**GIVEN ENTRIES**
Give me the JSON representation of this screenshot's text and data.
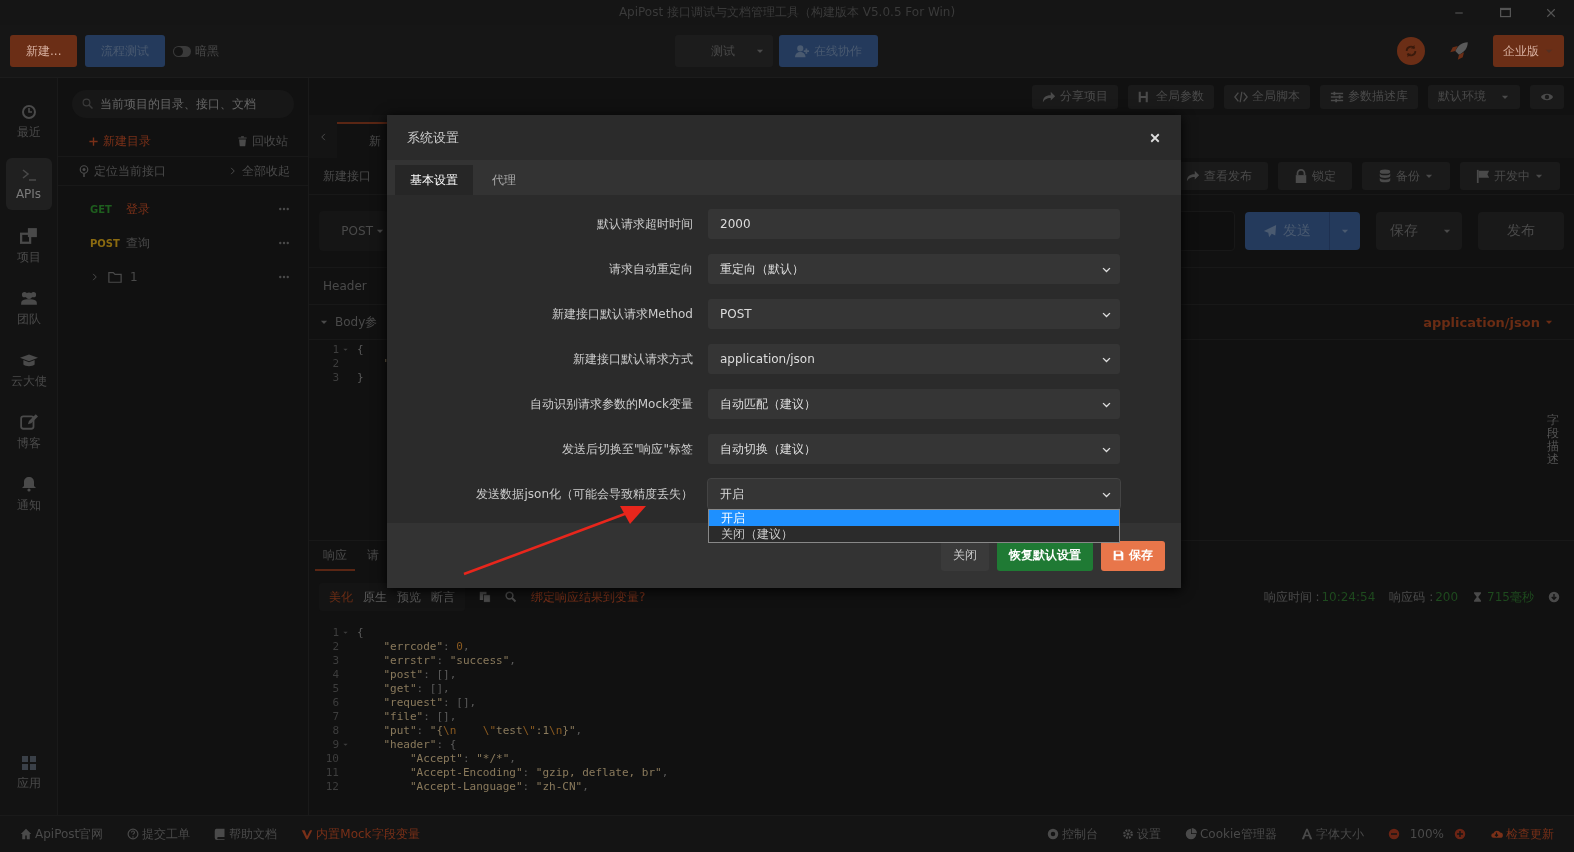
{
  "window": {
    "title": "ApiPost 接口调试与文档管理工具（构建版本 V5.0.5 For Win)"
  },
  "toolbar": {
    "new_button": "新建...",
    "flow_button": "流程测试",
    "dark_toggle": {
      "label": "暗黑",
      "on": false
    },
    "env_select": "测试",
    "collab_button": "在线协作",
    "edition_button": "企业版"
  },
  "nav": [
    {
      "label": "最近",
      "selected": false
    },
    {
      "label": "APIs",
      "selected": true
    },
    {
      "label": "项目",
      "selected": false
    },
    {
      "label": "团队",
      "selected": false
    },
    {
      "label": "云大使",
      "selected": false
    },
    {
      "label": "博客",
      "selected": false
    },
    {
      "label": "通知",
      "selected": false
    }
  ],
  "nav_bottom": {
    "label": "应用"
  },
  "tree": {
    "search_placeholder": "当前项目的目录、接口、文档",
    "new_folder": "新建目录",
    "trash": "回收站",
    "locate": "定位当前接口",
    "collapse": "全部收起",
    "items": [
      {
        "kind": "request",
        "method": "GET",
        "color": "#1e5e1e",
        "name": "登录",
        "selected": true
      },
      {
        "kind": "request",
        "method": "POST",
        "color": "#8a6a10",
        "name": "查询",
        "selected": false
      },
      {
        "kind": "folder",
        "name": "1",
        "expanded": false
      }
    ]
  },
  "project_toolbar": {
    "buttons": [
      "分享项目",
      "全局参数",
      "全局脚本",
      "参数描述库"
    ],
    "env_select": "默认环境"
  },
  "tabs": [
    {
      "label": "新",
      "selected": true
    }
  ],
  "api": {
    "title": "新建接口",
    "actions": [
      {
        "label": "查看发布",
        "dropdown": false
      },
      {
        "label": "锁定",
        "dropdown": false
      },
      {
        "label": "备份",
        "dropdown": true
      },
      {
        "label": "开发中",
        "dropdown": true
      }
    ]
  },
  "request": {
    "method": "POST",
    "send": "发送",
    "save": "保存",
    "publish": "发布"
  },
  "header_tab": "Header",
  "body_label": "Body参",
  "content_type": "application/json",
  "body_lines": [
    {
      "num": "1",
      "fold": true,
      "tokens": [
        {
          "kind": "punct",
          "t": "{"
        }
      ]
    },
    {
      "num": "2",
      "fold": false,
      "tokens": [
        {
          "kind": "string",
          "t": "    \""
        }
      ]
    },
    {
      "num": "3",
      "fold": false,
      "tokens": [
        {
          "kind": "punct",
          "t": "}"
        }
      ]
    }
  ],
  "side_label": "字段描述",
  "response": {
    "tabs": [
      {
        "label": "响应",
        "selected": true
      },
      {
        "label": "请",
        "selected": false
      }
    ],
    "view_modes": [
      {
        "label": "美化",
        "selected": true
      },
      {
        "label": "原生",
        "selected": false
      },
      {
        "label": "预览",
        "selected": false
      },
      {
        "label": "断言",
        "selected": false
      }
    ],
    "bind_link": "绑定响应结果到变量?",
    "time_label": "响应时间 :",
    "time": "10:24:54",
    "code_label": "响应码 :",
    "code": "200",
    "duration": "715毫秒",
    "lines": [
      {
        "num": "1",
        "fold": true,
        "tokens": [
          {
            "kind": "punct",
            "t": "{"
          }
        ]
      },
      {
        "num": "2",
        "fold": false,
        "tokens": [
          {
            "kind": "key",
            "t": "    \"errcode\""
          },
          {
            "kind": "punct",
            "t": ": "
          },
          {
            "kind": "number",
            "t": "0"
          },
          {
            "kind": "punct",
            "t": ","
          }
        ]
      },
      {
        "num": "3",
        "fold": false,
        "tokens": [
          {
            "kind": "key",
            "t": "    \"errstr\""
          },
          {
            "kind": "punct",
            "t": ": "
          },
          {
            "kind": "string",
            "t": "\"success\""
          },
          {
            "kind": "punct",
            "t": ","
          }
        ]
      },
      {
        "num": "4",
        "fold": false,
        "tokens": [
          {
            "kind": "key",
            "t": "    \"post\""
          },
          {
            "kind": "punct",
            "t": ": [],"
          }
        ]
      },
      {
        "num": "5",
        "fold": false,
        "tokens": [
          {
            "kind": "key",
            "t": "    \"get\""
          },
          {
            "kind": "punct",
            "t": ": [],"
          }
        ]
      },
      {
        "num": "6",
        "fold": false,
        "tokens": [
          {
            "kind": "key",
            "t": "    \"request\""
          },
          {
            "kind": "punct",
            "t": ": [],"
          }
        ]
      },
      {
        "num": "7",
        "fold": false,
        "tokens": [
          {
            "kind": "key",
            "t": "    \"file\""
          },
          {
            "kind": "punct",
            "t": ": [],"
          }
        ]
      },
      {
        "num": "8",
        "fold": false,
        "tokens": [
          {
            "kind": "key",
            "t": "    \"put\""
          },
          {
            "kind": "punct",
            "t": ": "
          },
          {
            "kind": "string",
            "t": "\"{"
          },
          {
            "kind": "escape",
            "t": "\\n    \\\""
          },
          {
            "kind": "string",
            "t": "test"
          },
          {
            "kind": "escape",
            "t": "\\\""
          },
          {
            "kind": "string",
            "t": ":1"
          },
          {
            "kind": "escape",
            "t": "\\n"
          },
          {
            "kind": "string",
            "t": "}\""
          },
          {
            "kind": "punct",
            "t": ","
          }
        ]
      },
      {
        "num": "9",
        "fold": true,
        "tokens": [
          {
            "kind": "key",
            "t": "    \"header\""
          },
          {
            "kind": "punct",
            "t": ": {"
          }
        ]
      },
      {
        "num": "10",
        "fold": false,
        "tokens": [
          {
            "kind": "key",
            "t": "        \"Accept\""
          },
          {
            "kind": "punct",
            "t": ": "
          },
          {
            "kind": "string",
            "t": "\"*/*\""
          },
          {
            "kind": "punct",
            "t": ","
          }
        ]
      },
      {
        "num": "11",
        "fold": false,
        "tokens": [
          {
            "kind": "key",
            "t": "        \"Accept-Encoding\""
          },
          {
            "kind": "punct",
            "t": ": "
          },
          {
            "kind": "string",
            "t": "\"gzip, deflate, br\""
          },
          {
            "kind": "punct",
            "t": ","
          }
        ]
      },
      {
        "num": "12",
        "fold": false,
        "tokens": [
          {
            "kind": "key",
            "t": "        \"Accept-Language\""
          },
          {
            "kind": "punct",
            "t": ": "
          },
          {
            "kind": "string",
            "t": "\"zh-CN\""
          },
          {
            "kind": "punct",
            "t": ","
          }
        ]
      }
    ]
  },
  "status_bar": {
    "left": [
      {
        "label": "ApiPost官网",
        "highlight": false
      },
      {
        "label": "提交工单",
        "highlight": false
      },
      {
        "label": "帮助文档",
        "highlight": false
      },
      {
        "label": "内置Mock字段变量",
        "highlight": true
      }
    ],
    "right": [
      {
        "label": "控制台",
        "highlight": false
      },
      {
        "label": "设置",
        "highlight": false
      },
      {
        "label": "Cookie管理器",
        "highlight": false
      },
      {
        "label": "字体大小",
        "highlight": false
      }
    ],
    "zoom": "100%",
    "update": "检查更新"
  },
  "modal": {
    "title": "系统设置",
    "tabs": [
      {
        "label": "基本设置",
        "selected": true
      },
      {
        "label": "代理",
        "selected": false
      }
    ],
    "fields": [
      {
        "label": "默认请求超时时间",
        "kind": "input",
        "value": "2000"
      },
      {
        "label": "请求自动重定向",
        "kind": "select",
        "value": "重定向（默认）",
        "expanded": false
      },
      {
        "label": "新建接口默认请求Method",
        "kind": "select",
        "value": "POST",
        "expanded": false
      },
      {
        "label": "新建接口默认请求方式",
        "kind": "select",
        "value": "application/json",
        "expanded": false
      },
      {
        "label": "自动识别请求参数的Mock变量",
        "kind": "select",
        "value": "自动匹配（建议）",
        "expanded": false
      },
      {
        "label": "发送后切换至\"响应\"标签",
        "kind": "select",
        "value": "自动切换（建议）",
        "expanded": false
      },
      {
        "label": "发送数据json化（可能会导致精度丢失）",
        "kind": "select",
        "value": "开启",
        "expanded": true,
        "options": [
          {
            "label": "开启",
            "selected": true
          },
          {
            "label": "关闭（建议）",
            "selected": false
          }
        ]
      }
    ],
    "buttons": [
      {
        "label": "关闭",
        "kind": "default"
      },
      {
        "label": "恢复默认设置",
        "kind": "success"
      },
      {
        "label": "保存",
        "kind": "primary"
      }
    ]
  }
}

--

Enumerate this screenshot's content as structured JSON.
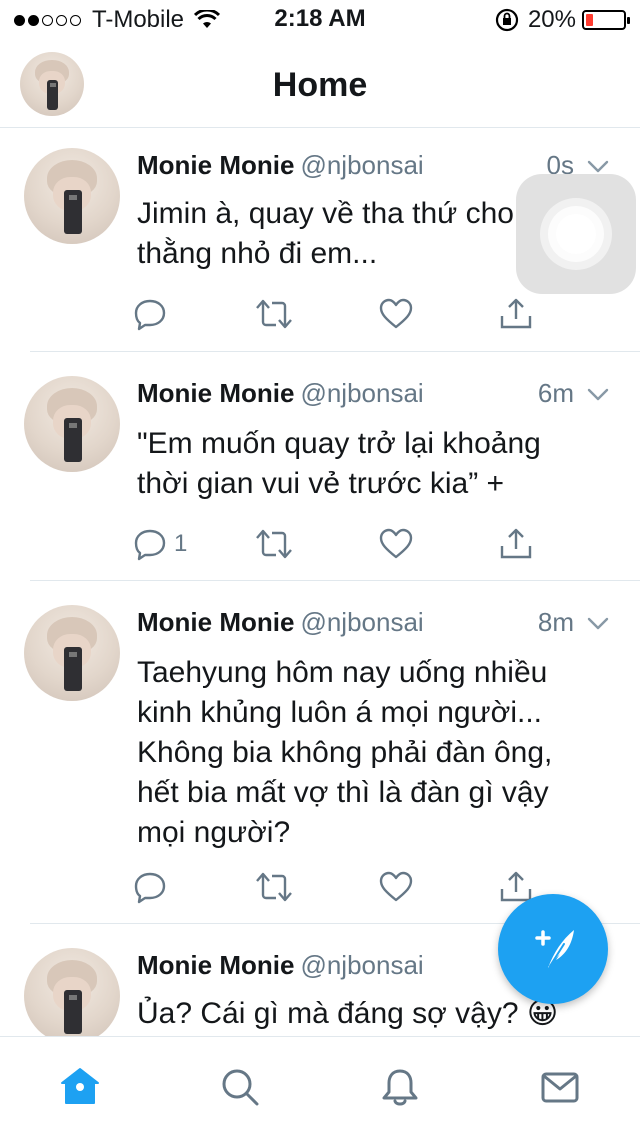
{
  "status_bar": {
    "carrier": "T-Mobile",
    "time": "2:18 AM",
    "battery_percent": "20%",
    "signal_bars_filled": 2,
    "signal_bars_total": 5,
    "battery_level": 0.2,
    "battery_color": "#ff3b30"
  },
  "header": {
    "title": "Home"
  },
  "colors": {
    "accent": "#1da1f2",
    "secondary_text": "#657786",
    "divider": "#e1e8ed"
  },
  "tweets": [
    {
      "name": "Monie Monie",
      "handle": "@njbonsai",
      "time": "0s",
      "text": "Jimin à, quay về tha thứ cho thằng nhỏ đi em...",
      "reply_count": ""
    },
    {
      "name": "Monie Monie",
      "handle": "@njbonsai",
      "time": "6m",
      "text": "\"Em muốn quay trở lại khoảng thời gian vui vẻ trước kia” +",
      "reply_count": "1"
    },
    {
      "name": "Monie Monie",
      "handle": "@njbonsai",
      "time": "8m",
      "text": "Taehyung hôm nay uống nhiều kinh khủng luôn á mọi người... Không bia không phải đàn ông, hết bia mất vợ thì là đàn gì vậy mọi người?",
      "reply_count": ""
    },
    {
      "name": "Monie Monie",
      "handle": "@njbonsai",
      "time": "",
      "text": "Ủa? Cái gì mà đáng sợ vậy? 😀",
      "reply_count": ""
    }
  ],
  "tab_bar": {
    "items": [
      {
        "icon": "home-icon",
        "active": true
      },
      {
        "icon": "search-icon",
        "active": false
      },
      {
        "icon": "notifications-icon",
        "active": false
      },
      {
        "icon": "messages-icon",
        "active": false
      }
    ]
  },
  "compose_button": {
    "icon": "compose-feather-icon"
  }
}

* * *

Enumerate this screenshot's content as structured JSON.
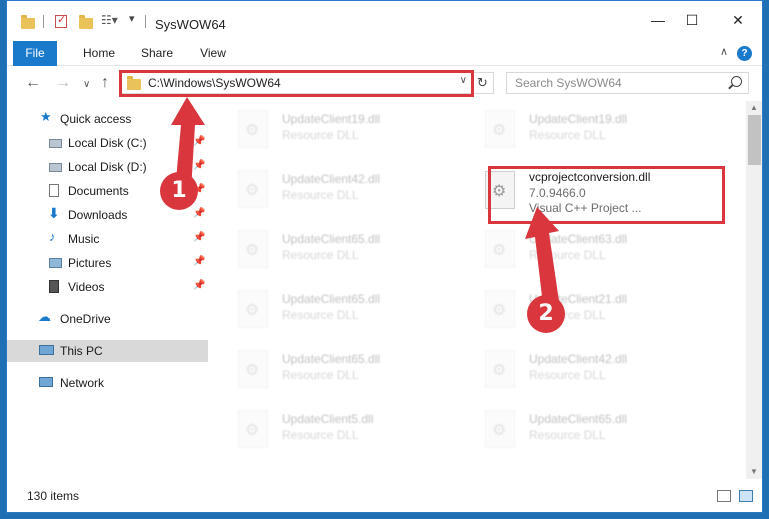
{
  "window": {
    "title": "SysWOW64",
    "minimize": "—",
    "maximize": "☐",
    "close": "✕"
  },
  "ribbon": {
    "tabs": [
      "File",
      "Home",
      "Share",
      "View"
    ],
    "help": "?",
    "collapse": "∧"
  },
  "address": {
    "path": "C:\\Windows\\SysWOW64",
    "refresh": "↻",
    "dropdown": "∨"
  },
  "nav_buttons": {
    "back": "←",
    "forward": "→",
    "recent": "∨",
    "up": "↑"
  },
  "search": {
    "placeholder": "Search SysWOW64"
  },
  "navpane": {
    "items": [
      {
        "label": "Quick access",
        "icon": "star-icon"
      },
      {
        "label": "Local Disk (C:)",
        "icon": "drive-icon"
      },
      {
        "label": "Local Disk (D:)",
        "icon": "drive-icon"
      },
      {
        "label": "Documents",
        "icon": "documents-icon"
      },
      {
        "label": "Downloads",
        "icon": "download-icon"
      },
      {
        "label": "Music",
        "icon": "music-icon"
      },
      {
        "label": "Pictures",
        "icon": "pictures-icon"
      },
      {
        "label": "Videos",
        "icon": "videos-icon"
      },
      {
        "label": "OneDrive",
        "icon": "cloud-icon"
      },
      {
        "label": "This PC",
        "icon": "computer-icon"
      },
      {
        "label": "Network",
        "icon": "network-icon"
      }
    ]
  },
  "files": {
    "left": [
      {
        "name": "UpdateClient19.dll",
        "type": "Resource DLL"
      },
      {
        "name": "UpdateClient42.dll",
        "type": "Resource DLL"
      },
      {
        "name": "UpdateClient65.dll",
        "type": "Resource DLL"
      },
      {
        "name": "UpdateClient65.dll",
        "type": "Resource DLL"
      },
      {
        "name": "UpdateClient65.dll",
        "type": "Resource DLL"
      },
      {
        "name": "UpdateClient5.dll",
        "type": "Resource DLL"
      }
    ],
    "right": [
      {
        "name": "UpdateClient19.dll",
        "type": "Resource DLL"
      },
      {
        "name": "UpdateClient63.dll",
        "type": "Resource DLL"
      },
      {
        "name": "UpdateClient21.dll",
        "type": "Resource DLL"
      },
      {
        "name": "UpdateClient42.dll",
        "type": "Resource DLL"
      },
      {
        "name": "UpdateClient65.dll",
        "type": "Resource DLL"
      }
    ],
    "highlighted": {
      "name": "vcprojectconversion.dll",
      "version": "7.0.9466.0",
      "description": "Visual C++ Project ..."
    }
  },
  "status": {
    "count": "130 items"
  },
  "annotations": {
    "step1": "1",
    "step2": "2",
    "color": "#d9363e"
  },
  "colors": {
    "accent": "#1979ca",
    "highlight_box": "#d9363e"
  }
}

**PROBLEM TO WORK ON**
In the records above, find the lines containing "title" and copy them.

**FINISHED EXERCISE**
    "title": "ApiPost 接口调试与文档管理工具（构建版本 V5.0.5 For Win)"
    "title": "新建接口",
    "title": "系统设置",
    "title": "Home"
    "title": "SysWOW64",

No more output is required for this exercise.